PEX Network: How do you recognize whether you’ve got a silent saboteur or a reluctant leader in your midst?

Jerry Richardson: Well, obviously, the ones that are the silent saboteurs are a little harder to identify and sometimes that’s just talking with other people involved in the initiative and sussing out the behavior. Sometimes people say one thing in a meeting and then you follow up with their colleagues and say, well, what do you think of the overall view?

So, I think, you need to do your homework in getting out and talking to people. Very much, we see organizations or people rely on an email or very passive forms of communication and believing that they’ve dealt with the communications issues and the reality is you need to go and talk to people.

In almost anything you look at, the leadership needs to be visible and committed and supportive of the initiative. When you have a reluctant leader you need to have more of a one-on-one conversation with them to understand the reason for their reluctance.

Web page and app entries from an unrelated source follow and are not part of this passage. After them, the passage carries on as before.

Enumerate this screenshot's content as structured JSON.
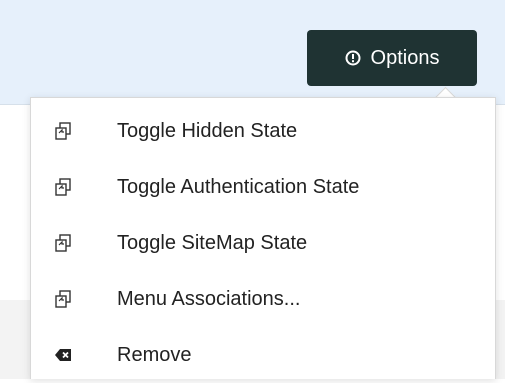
{
  "header": {
    "options_button": {
      "label": "Options",
      "icon": "circle-arrow-down-icon"
    }
  },
  "menu": {
    "items": [
      {
        "label": "Toggle Hidden State",
        "icon": "toggle-copy-icon"
      },
      {
        "label": "Toggle Authentication State",
        "icon": "toggle-copy-icon"
      },
      {
        "label": "Toggle SiteMap State",
        "icon": "toggle-copy-icon"
      },
      {
        "label": "Menu Associations...",
        "icon": "toggle-copy-icon"
      },
      {
        "label": "Remove",
        "icon": "backspace-icon"
      }
    ]
  },
  "colors": {
    "header_background": "#e6f0fb",
    "button_background": "#1f3333",
    "button_text": "#ffffff",
    "menu_text": "#222222"
  }
}
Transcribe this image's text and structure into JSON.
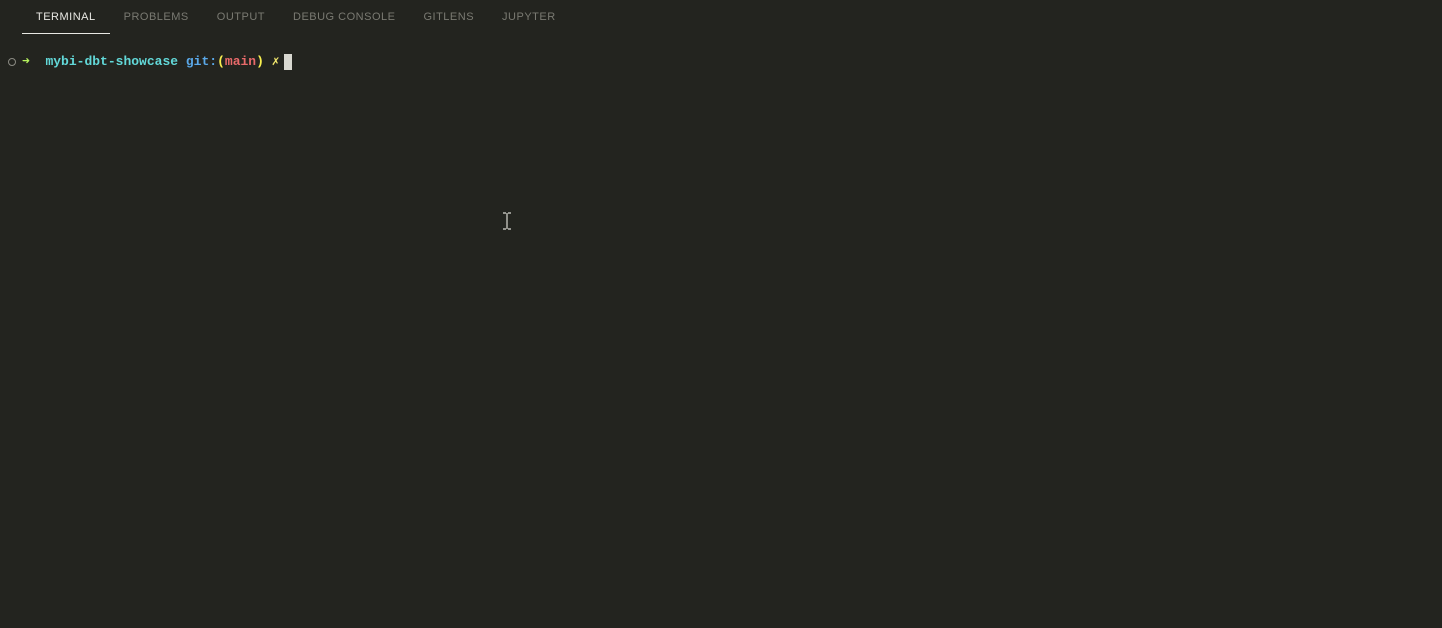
{
  "tabs": [
    {
      "label": "TERMINAL",
      "active": true
    },
    {
      "label": "PROBLEMS",
      "active": false
    },
    {
      "label": "OUTPUT",
      "active": false
    },
    {
      "label": "DEBUG CONSOLE",
      "active": false
    },
    {
      "label": "GITLENS",
      "active": false
    },
    {
      "label": "JUPYTER",
      "active": false
    }
  ],
  "prompt": {
    "arrow": "➜",
    "dir": "mybi-dbt-showcase",
    "git_label": "git:",
    "paren_open": "(",
    "branch": "main",
    "paren_close": ")",
    "dirty": "✗"
  }
}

Is it a public speaking piece? Is it that they have problems with the approach or the benefits? If you want to be successful, you need to understand what the reluctance is and get those addressed or you will likely not have a successful initiative.

PEX Network: And the other one, I can’t remember—the outspoken guy…?

Sheryl-Ann Carscadden: The vocal laggard. There are lots of different names for this type of behavior.

When dealing with a vocal laggard you need to address the behaviour very quickly. Often a one-on-one, off-site approach will work to understand what is driving the the behavior. Have they had a bad experience with a project in the past that failed? Are they afraid? Fear is quite a big driver of people being willing to put themselves out there against something. Or is it that they simply don’t understand why things have to be so different?

There are a number of possible drivers in behind it. However, if the behavior cannot be curtailed, then actions have to be taken.

PEX Network: you have any other advice on dealing with some of these types of behaviors that might come up on your projects? And I imagine too, you’re probably dealing with more than one and a continuum, as well, of the behaviors. How do you deal with all these variables?

Sheryl-Ann Carscadden: There are three very explicit strategies to start: listen, listen, listen.

This is especially important when you’re operating remotely or operating across multiple groups or dealing with people that perhaps you’ve never worked with before. You need to try to understand what it is that is driving their behavior.

However, once you’ve listened – and because this is such an environment of get it done and the time frames are very tight and the expectations are very high and it’s a very demanding industry - then assessments need to be made and decisions need to be made so that you don’t have this aerodynamic drag on an excellent policy, an excellent plan or program that has good governance but you just can’t get the people on side.

So I would recommend a couple things: going to where those folks are, speaking to them directly, taking people off site, and going to the go-to person.

Jerry Richardson: I agree completely with everything Sheryl-Ann has said. I think, also, that you need to put yourself in a place so you can listen. That could be different vehicles such as, as Sheryl-Ann mentioned, going to the place where they’re meeting. So it could be surveys, it could be just going out to the work sites and talking with people; not just talking with the stakeholders, but the people who are the customers of the processes or stakeholders and getting their perspectives so you do get a stronger view of who really is supportive and more importantly why they are not supportive so you can understand. Is it apathy? Is it resistance? What can you do to get them engaged?